The Jahalin Bedouin in Jabal al-Baba face imminent demolition. Mersiha Gadzo reports: “Forty-two-year-old Atallah Mazara’a from the Jahalin Bedouin tribe recalls a time when residents were free to move, unhindered by concrete walls and unobtainable permits. Such a scenario today remains a distant dream, even though Jerusalem is only 2.5 miles away. Now, Bedouin communities stand in the way of the E1 zone, which would expand settlements from Ma’ale Adumim to occupied East Jerusalem.”
The fifth annual Palestine Marathon kicked off on Friday in the West Bank city of Bethlehem—with 6,000 runners participating.
On Friday night, Mazen Fuqaha, a senior leader of Hamas’ military wing, the al-Qassam Brigades was gunned down in the Tell al-Hama neighborhood. Gaza’s ministry of interior said in a statement the weapon was a pistol with a silencer, a sure sign of a professional hit and a first in Gaza since Israeli forces withdrew from the Strip. Ahmed Alnouq writes Palestinians in Gaza are wondering if another war is about to break out between Hamas and Israel after two months of an uptick in tensions. Salwa, a law student at Al-Azhar University said she fears war is indeed at Gaza’s door, “I wish I will die before it starts. During war, I psychologically die many times a day.”
Palestinian activists on Sunday filmed Israeli forces dragging 8-year-old Sufian Abu Hitah through the al-Harika neighborhood of Hebron in the occupied West Bank for more than hour. The video, received and edited by Israeli rights group B’Tselem, shows the boy crying and barefoot, being pulled by his arm by Israeli forces as they tried to get the boy to identify other children who soldiers suspected of throwing rocks and Molotov cocktails at the nearby illegal Israeli settlement of Kiryat Arba earlier that day.
Around 2,000 mourners marched on Friday in the Bethlehem-area village of al-Walaja for the funeral of slain Basil al-Araj, 36, who was slain by Israeli forces March 6.
Palestinian Authority police beat and shooting pepper spray and tear gas at Palestinians protesting the death of Basil al-Araj, the imprisonment of his five friends and the court’s decision to pursue charges against them for allegedly storing illegal weapons.

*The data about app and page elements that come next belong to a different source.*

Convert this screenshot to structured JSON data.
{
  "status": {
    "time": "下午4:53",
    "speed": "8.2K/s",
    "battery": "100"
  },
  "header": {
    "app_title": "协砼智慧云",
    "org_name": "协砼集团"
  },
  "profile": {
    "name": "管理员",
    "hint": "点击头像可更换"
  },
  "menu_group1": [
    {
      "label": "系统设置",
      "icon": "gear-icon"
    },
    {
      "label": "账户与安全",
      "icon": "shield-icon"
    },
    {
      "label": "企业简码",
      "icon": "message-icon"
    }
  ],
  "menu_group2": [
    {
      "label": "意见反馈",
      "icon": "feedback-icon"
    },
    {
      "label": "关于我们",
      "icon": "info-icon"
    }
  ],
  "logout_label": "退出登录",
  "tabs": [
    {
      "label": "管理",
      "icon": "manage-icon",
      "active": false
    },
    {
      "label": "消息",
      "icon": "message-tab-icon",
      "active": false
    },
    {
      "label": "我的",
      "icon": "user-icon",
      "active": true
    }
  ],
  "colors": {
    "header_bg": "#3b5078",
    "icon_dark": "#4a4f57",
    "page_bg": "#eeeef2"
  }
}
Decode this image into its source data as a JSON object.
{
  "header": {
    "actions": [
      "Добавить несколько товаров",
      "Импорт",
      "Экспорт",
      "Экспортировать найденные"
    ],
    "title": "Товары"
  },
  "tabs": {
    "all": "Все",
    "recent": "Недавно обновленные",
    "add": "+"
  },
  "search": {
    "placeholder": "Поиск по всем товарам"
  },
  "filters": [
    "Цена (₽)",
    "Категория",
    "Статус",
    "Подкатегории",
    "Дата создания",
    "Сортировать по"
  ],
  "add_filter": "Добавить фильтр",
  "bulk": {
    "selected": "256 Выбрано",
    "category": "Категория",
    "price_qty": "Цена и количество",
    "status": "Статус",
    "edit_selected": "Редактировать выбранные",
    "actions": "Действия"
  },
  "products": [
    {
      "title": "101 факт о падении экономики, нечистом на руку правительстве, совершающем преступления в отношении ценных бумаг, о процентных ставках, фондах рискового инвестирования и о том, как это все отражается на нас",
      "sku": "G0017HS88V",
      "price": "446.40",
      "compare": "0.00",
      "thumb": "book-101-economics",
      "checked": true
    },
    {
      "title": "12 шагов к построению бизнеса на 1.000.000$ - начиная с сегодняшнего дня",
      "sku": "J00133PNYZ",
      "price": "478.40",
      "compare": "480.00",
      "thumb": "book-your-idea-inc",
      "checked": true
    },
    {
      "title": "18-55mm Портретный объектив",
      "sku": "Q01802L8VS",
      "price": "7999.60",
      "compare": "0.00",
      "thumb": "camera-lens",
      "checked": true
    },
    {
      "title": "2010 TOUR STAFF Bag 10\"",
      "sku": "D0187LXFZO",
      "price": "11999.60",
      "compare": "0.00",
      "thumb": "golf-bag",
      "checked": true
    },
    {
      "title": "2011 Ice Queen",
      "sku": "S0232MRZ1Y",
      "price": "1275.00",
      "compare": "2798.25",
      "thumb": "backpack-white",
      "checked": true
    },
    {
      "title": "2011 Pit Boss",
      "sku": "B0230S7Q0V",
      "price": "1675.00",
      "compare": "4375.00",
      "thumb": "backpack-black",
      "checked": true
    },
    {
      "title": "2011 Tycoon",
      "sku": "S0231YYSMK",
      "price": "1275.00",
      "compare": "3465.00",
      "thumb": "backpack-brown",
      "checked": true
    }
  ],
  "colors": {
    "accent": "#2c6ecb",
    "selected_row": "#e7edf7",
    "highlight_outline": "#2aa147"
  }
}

On March 8, women in Gaza marked International Women’s Day along with their counterparts in the countries across the globe. But in Gaza, International Women’s Day is less of a celebration and more of a harsh and painful reminder of three wars in the last decade, and years of siege. Laila Qarmout, 57, a member of the General Union of Palestinian Women said: “Women are indoctrinated from the age of five to see ourselves as less than our brothers or less than our husbands. Despite this, we have struggled a lot against the world’s only long-running occupation. Women know too well the iniquity of repression.”
On his second long-term hunger strike in the past year, Palestinian journalist Mohammed al-Qiq’s health is deteriorating faster than anyone expected, leaving his family to plea for support before it is too late. “If Mohammed were to quit his hunger strike now, the first one that almost killed him would be for nothing, so he feels he must continue his strike—not just for himself, but for all the other Palestinian prisoners on strike against their administrative detention as well — they must stay strong together,” Fayha Salash, Mohammed’s wife, tells Mondoweiss.
Dareen Tatour, a Palestinian citizen of Israel, faces the possibility of eight years in prison for “incitement” and support to a terror organization–for a Youtube poetry video and two Facebook posts.